The task calls for each line of the records below in which the word "Kaiser" appears.
____ EXTRACTED MATERIAL
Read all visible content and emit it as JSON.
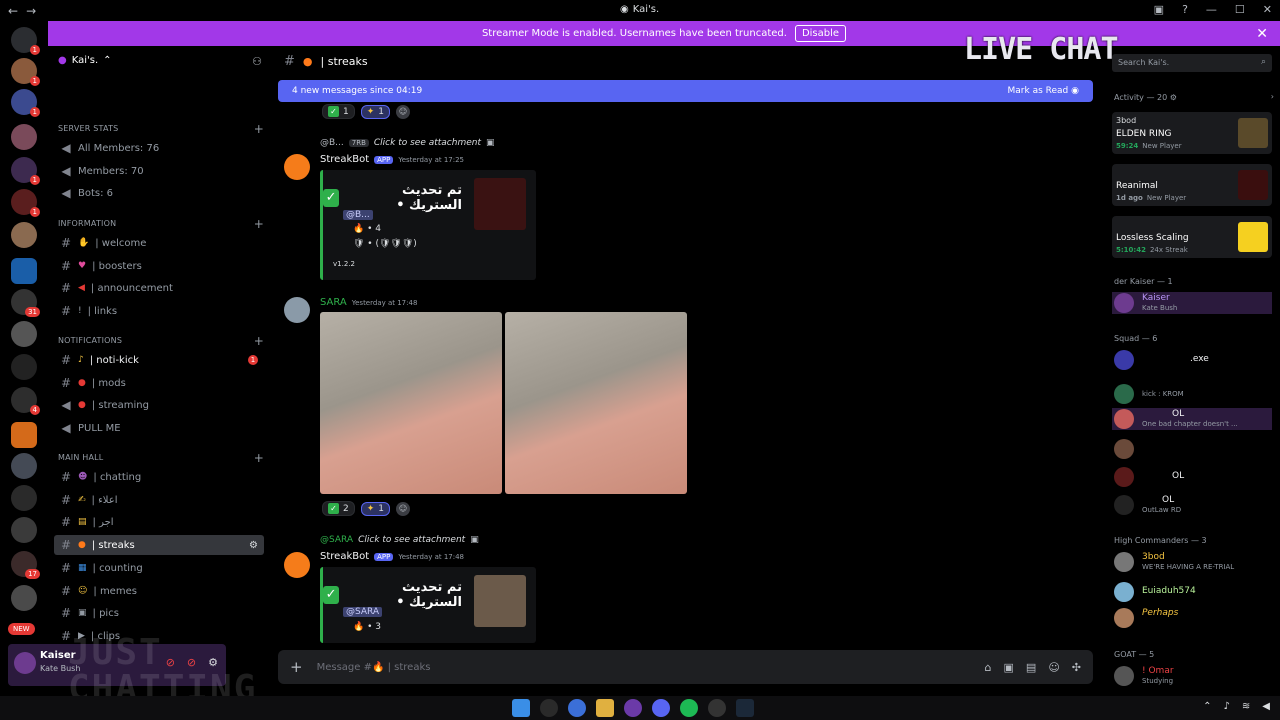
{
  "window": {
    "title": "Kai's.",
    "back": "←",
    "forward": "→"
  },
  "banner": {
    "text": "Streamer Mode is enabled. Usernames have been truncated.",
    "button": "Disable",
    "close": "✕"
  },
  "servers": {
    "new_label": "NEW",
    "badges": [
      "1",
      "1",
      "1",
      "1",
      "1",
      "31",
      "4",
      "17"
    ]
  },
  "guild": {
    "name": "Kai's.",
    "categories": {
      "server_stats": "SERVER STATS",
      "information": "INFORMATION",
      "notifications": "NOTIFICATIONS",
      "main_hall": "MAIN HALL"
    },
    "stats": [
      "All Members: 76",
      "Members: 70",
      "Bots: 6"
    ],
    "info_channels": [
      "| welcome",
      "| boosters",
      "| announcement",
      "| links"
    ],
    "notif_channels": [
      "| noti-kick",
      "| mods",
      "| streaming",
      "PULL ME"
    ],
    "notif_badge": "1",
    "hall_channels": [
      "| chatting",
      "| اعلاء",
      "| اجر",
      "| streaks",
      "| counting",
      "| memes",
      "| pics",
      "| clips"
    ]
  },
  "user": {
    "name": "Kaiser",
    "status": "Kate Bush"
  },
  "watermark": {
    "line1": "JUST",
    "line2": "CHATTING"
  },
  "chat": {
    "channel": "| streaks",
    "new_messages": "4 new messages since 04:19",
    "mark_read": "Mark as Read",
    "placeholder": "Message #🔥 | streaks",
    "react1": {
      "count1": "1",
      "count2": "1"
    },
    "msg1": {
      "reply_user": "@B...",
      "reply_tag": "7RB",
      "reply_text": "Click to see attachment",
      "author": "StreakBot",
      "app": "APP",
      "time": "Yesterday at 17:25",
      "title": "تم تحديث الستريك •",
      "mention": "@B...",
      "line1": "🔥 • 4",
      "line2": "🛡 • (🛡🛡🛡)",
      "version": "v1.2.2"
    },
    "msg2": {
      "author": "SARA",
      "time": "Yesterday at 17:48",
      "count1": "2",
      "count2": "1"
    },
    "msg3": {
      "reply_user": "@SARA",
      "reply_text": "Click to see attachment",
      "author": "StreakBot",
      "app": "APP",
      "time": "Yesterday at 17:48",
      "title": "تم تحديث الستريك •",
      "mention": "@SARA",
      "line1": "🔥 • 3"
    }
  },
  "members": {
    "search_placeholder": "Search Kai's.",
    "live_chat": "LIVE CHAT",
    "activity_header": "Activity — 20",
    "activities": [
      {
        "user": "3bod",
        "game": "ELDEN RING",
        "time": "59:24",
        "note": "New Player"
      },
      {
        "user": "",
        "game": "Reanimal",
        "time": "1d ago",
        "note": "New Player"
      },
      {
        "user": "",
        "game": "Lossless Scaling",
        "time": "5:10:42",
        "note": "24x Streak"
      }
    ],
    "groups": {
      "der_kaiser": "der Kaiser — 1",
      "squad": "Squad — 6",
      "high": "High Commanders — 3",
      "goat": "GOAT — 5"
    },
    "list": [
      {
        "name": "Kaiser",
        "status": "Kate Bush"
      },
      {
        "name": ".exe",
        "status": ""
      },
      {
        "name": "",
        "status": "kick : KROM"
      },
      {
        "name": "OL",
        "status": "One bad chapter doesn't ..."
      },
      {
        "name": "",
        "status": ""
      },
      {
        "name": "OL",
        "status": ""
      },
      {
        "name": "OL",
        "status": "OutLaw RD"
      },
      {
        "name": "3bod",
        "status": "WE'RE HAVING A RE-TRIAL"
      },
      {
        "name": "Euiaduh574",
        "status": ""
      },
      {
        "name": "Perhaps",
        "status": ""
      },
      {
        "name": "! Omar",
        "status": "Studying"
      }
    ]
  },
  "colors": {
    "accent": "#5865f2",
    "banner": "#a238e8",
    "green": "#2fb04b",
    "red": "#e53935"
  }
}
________
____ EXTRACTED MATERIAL
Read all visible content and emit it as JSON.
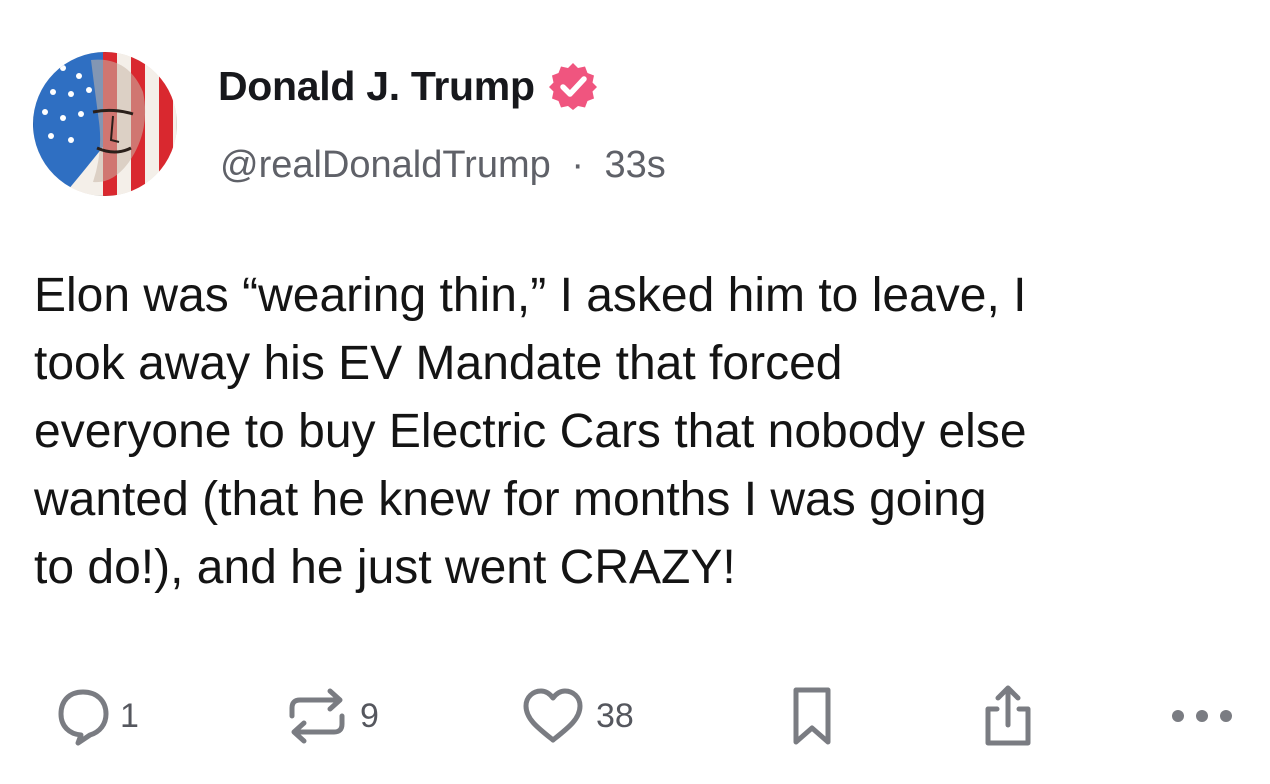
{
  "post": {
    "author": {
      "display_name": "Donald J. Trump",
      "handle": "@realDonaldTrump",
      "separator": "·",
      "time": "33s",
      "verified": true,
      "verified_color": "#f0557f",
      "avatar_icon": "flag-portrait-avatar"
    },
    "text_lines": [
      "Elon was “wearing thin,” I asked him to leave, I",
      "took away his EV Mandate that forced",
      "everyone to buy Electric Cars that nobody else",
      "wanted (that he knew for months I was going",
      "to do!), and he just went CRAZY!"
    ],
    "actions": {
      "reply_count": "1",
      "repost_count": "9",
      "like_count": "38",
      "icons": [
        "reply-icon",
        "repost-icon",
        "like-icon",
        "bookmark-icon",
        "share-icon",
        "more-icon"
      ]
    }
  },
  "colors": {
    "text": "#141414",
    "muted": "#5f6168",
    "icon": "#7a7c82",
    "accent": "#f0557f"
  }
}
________
> [ANSWER AREA]
    "name": "Kaiser",
      "der_kaiser": "der Kaiser — 1",
        "name": "Kaiser",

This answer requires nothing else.